Organizers of both awards said their shows would go on with or without the blessing of the Writers Guild of America.
Leslie Unger, spokeswoman for the Academy of Motion Picture Arts and Sciences, said it was too soon to say how the 80th annual Academy Awards on February 24 would be affected.
She said producers of the Oscars gala, which usually ranks as one of the year’s highest-rated U.S. television broadcasts, might still seek an interim agreement with the WGA that would free the ceremony of strike sanctions.
“There are any number of possible options we might explore,” Unger said.
For now the denial of an Oscar waiver means that unless the strike is settled in time, the internationally televised ceremony will be treated by the union as a “struck company,” and someone other than WGA members would have to write any material delivered on the show by performers and presenters.
The same is true for the Golden Globes telecast, which is set for January 13, although producers of that show, sponsored by the Hollywood Foreign Press Association, said they also would seek talks with the WGA for an interim deal on the ceremony.
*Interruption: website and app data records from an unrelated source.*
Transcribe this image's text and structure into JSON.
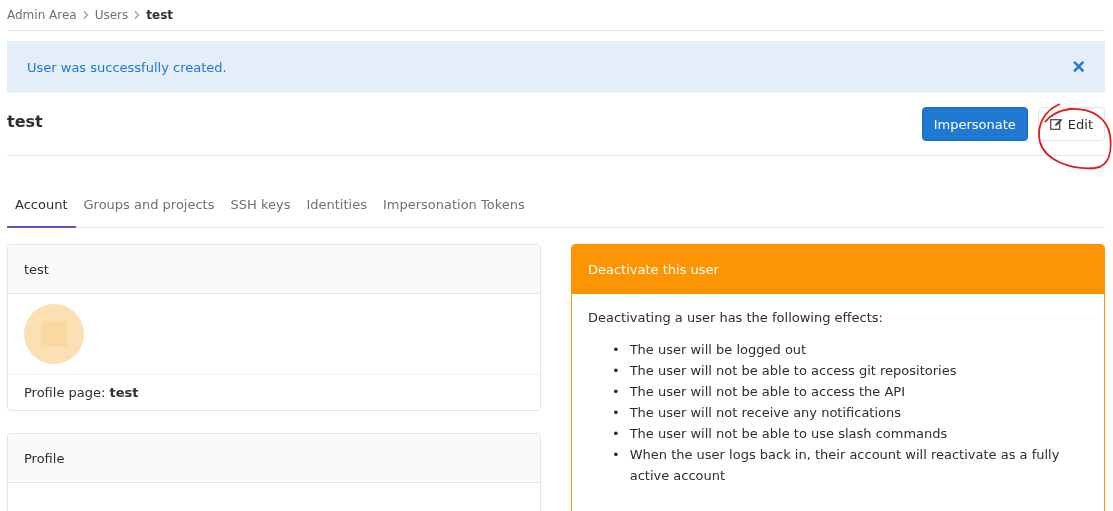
{
  "breadcrumb": [
    {
      "label": "Admin Area",
      "current": false
    },
    {
      "label": "Users",
      "current": false
    },
    {
      "label": "test",
      "current": true
    }
  ],
  "alert": {
    "message": "User was successfully created.",
    "close": "×"
  },
  "page_title": "test",
  "buttons": [
    {
      "label": "Impersonate",
      "kind": "primary"
    },
    {
      "label": "Edit",
      "kind": "edit"
    }
  ],
  "tabs": [
    {
      "label": "Account",
      "selected": true
    },
    {
      "label": "Groups and projects",
      "selected": false
    },
    {
      "label": "SSH keys",
      "selected": false
    },
    {
      "label": "Identities",
      "selected": false
    },
    {
      "label": "Impersonation Tokens",
      "selected": false
    }
  ],
  "account_card": {
    "title": "test",
    "profile_label": "Profile page:",
    "profile_value": "test"
  },
  "profile_card": {
    "title": "Profile"
  },
  "deactivate_card": {
    "title": "Deactivate this user",
    "intro": "Deactivating a user has the following effects:",
    "bullet": "•",
    "effects": [
      "The user will be logged out",
      "The user will not be able to access git repositories",
      "The user will not be able to access the API",
      "The user will not receive any notifications",
      "The user will not be able to use slash commands",
      "When the user logs back in, their account will reactivate as a fully active account"
    ]
  }
}
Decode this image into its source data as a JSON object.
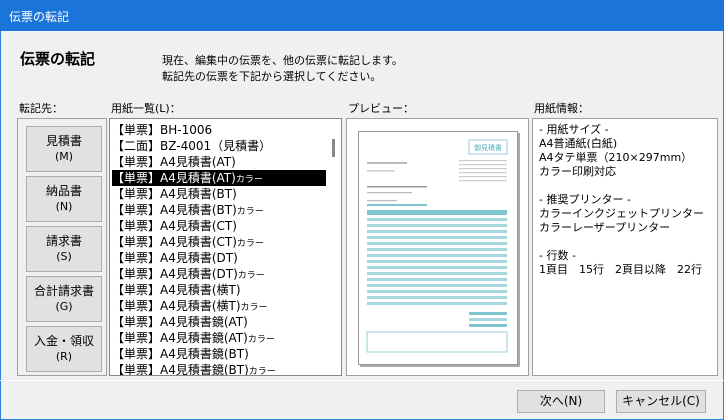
{
  "window": {
    "title": "伝票の転記"
  },
  "header": {
    "heading": "伝票の転記",
    "desc_line1": "現在、編集中の伝票を、他の伝票に転記します。",
    "desc_line2": "転記先の伝票を下記から選択してください。"
  },
  "labels": {
    "destination": "転記先：",
    "paper_list": "用紙一覧(L)：",
    "preview": "プレビュー：",
    "paper_info": "用紙情報："
  },
  "destinations": [
    {
      "label": "見積書",
      "accel": "(M)"
    },
    {
      "label": "納品書",
      "accel": "(N)"
    },
    {
      "label": "請求書",
      "accel": "(S)"
    },
    {
      "label": "合計請求書",
      "accel": "(G)"
    },
    {
      "label": "入金・領収",
      "accel": "(R)"
    }
  ],
  "paper_list": {
    "items": [
      {
        "text": "【単票】BH-1006",
        "color": ""
      },
      {
        "text": "【二面】BZ-4001（見積書）",
        "color": ""
      },
      {
        "text": "【単票】A4見積書(AT)",
        "color": ""
      },
      {
        "text": "【単票】A4見積書(AT)",
        "color": "カラー"
      },
      {
        "text": "【単票】A4見積書(BT)",
        "color": ""
      },
      {
        "text": "【単票】A4見積書(BT)",
        "color": "カラー"
      },
      {
        "text": "【単票】A4見積書(CT)",
        "color": ""
      },
      {
        "text": "【単票】A4見積書(CT)",
        "color": "カラー"
      },
      {
        "text": "【単票】A4見積書(DT)",
        "color": ""
      },
      {
        "text": "【単票】A4見積書(DT)",
        "color": "カラー"
      },
      {
        "text": "【単票】A4見積書(横T)",
        "color": ""
      },
      {
        "text": "【単票】A4見積書(横T)",
        "color": "カラー"
      },
      {
        "text": "【単票】A4見積書鏡(AT)",
        "color": ""
      },
      {
        "text": "【単票】A4見積書鏡(AT)",
        "color": "カラー"
      },
      {
        "text": "【単票】A4見積書鏡(BT)",
        "color": ""
      },
      {
        "text": "【単票】A4見積書鏡(BT)",
        "color": "カラー"
      }
    ],
    "selected_index": 3
  },
  "preview": {
    "doc_title": "御見積書",
    "accent_color": "#7fc4cf"
  },
  "paper_info": {
    "lines": [
      "- 用紙サイズ -",
      "A4普通紙(白紙)",
      "A4タテ単票（210×297mm）",
      "カラー印刷対応",
      "",
      "- 推奨プリンター -",
      "カラーインクジェットプリンター",
      "カラーレーザープリンター",
      "",
      "- 行数 -",
      "1頁目　15行　2頁目以降　22行"
    ]
  },
  "buttons": {
    "next": "次へ(N)",
    "cancel": "キャンセル(C)"
  }
}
The WGA also is refusing to grant its usual permission to Oscar producers to use clips from movies and past shows without paying union members residual fees for them.
A WGA spokeswoman said the guild has not decided whether to picket the shows, which could be a key factor in determining how many actors and other academy members are willing to attend the shows or stay home in solidarity with striking writers.
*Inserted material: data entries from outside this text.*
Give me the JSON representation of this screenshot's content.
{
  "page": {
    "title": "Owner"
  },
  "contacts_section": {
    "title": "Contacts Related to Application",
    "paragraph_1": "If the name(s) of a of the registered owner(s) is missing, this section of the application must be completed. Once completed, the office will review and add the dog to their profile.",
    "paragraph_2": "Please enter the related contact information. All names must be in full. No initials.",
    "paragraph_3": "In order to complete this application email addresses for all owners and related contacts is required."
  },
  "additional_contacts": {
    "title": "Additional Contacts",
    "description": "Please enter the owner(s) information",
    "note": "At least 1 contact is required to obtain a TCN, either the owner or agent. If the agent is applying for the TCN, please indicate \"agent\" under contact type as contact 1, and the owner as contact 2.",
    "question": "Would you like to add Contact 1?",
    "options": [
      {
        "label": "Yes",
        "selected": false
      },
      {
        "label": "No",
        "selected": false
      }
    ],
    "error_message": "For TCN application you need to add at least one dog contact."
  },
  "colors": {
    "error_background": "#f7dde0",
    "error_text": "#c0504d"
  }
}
Also unclear was whether WGA writers, including those nominated for various screenplay awards, might attend the awards shows, or whether Oscar host Jon Stewart, a WGA member, would be permitted to write his own material.
A spokesman for the comedian, who stars on the Comedy Central cable network show “The Daily Show with Jon Stewart,” was not immediately available for comment.
In a statement explaining its decision to deny waivers for two of Hollywood’s biggest awards, WGA West President Patric Verrone said the stakes in the union’s dispute with the major studios were too high to exempt the shows.
“Writers are engaged in a crucial struggle to achieve a collective bargaining agreement that will protect their compensation and intellectual property rights now and in the future,” he said in a statement.
The main sticking point in contract talks that broke off again on December 7, with no further negotiations scheduled, is payment to writers for work distributed over the Internet.
The industry’s bargaining arm, the Alliance of Motion Picture of Motion Picture and Television Producers, issued a statement condemning the union’s latest move: “In the category of worst supporting union, the nominee is the WGA.”
The WGA’s action came hours after two of U.S. TV’s biggest late-night stars, Jay Leno and Conan O‘Brien, said they would resume taping their NBC shows on January 2, even if it means crossing picket lines, after two months off the air in support of the strike.
Editing by Bob Tourtellotte and Bill Trott